As minor hockey coach, he guided teams in every division from Initiation to Bantam AAA. He spent several seasons leading a Senior AAA team in Paspébiac. And in years when a team had trouble finding a coach, Gilles simply stepped behind the bench himself. In his eyes, time was the least he could give to ensure that any player who wanted to play, played.
A life-long student of the game, Gilles delighted in coaching a high school boys’ team in Shippagan and the Université de Moncton campus de Shippagan’s women’s team. Taking pride in his role as a teacher and leader, Gilles also organized his own hockey school and offered his time at others.
His efforts extended beyond the bench as well. For years, Gilles organized and fundraised for local Peewee and Bantam AAA teams.
For more than 25 years, Gilles has been the senior rep on the ROC 7 council and a member of the Senior Council for Hockey New Brunswick. He took great pride in being a Hockey New Brunswick representative at the 2015 Allan Cup in Clarenville, N.L., when a team from his province, Lameque Au P’tit Mousse, competed for Canada’s National Senior Championship.
Over that same time he’s been involved in Lamèque-Shippagan’s annual Peewee tournament. On the event’s 50th anniversary in 2014, Gilles was offered the presidency in recognition of his two-decade-long commitment to the event’s success.
In recent years, Gilles’ focus has turned to honouring a hometown hero who inspired a province. He’s the vice-president of an annual golf tournament held in Luc Bourdon’s name, a fundraiser for kids throughout the Acadian Peninsula.
He’s also the organizer of a AAA tournament held in Bourdon’s honour, where Peewee, Bantam and Midget teams showcase their level of hockey to other players in the region.
Those who know him say Gilles lives by hockey and for hockey. Even today Gilles will take a quiet moment to slip into the rink and watch a minor hockey practice or simply chat with players or coaches.

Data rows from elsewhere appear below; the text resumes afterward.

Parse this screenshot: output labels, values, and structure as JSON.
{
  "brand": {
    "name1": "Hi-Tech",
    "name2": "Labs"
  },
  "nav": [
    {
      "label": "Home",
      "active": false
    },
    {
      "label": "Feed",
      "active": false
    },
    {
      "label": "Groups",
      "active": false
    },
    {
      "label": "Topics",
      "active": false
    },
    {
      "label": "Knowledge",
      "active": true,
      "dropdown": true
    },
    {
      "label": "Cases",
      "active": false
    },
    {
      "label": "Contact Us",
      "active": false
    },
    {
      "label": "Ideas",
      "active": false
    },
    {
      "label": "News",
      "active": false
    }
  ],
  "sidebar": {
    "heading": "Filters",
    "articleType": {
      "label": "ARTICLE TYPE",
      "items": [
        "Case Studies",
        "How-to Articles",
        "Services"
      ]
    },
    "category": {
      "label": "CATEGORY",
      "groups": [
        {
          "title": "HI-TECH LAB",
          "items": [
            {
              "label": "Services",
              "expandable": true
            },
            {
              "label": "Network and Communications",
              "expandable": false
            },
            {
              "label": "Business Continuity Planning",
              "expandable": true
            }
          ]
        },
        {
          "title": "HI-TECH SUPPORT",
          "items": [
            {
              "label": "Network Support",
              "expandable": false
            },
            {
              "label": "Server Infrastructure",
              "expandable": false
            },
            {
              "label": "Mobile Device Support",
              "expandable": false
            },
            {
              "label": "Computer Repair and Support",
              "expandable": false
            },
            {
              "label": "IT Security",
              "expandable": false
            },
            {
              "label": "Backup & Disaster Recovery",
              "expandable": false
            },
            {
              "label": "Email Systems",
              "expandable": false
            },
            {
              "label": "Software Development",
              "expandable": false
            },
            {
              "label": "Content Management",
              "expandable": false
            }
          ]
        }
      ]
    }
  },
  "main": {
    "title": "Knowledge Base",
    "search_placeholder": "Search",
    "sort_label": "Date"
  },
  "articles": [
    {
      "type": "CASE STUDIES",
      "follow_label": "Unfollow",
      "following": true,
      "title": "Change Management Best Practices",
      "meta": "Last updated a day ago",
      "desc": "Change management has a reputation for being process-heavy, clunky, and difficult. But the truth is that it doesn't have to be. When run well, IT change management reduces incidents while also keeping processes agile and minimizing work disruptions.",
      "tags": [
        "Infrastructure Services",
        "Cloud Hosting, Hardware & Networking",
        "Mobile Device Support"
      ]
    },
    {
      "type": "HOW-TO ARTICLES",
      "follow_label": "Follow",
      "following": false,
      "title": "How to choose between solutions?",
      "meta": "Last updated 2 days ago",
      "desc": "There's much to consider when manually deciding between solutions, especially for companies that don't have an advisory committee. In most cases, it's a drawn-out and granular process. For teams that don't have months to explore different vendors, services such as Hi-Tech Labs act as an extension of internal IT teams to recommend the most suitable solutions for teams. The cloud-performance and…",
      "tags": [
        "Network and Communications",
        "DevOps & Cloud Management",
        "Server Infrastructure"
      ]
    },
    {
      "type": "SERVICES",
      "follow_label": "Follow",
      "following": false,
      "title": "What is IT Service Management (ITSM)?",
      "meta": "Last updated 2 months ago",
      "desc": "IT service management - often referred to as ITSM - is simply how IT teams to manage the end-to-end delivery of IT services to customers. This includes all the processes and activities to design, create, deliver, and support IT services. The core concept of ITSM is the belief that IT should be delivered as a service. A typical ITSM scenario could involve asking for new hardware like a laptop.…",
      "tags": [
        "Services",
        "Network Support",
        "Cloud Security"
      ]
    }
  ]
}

is the 2016 recipient of the Hal Lewis Award, as voted on by Hockey Canada’s employees. His colleagues at Hockey Canada lean on Coates to provide fresh perspectives that pull from his more than 40 years of involvement with the game, as well as a calm and positive outlook, and his friendly, outgoing personality that keep the work environment fun and fresh at all times. In addition to his role with Hockey Canada, which has included everything from events to working with the Hockey Canada Foundation, Coates is chair of Comrie’s Sports Equipment Bank, whose primary goal is to gather, recycle, and redistribute sporting equipment at no cost to kids who would otherwise be denied the opportunity to participate in sport.